"They don't serve any alcohol?" asked Jenn incredulously.
"No," insisted Carolina, our Chilean host. "They just serve coffee."
Jenn, Wes and I—the clueless Americans in Chile—were befuddled by the Chilean institution that is café con piernas, or "coffee with legs." Think Hooters, but with a focus on long legs and dainty cups of coffee instead of boobs and chicken wings. Sex appeal sans booze? Interesting. As these cafes have been around since the 1960s, the formula of coffee and legs must work pretty well.
Although visiting one of these cafes wasn't part of our original itinerary—methinks it doesn't qualify as one of the foremost attractions that the Chilean government wants to promote to outsiders—we made it a point to visit Cafe Caribe, just one of many of these types of cafes near Plaza de Armas, the main square in downtown Santiago.
The bright and spacious mirror-lined interior, which looked like it hadn't changed since the 70s, consisted of a long, winding counter for customers to stand in front of while enjoying their drinks. Behind the counter, waitresses in skin-tight red tube dresses and nude-colored tights milled about in semi-high heels while balancing cups on saucers. Although the dresses just barely covered the nether regions, the top was conservative, with necklines that came up to...well, the neck. You won't find any cleavage here.
The clientèle was, unsurprisingly, mostly men, but women certainly wouldn't be refused a caffeine fix as well. And in a country dominated by Nescafe* (although the coffee choices are getting better these days), it's a place where you know you can get a good cup of coffee. I opted for a hot chocolate, which tasted mostly of cocoa and required the addition of a few prolonged shakes from the sugar dispenser.
The dress code varies depending on what cafe you're in; I suspect I saw the most tame of the lot.
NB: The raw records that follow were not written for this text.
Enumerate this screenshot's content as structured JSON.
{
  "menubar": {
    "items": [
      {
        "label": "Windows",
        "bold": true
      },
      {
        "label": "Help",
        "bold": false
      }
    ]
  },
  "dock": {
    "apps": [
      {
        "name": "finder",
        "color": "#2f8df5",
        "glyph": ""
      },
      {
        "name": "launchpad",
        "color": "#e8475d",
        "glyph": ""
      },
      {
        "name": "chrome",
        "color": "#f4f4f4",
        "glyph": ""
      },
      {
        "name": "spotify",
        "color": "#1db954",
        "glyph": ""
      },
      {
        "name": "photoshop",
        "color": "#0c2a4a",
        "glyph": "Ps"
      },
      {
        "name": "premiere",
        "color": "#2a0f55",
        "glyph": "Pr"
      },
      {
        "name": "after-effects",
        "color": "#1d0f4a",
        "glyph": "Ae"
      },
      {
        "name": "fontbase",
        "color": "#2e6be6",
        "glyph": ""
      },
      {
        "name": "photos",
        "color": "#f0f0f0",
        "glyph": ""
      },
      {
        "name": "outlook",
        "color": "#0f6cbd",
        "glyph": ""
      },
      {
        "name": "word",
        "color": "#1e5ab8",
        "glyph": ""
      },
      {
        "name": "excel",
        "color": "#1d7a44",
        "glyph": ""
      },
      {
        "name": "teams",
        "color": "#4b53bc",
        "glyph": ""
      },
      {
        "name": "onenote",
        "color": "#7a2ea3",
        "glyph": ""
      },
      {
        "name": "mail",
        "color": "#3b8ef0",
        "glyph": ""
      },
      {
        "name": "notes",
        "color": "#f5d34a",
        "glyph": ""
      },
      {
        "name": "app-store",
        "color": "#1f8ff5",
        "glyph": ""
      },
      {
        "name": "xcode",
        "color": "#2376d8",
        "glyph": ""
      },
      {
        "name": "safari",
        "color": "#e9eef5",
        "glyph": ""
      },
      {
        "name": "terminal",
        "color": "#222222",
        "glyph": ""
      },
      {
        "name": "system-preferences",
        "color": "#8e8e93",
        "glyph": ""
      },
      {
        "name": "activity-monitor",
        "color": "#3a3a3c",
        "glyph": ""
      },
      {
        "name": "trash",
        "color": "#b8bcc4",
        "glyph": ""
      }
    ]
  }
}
Although Carolina had never been to a cafe with blackened windows, she told us that these more risqué cafes potentially have mirrored floors and something called "happy minute." She didn't explain this minute of happiness in great detail, but we could use our imaginations.
Note: At the first hotel we stayed at in Santiago, each room came equippped with a Mr. Coffee machine accompanied by a single pack of Nescafe. Why have a full-blown coffee machine when it comes with instant coffee? We didn't ask.
Cafes...with legs [Salon.com]
Hooters Try This on For Size - Coffee With Legs In Santiago, Chile [The Chile Information Project]
Out on a limb for coffee with legs [San Francisco Chronicle]
This post may contain links to Amazon or other partners; your purchases via these links can benefit Serious Eats. Read more about our affiliate linking policy.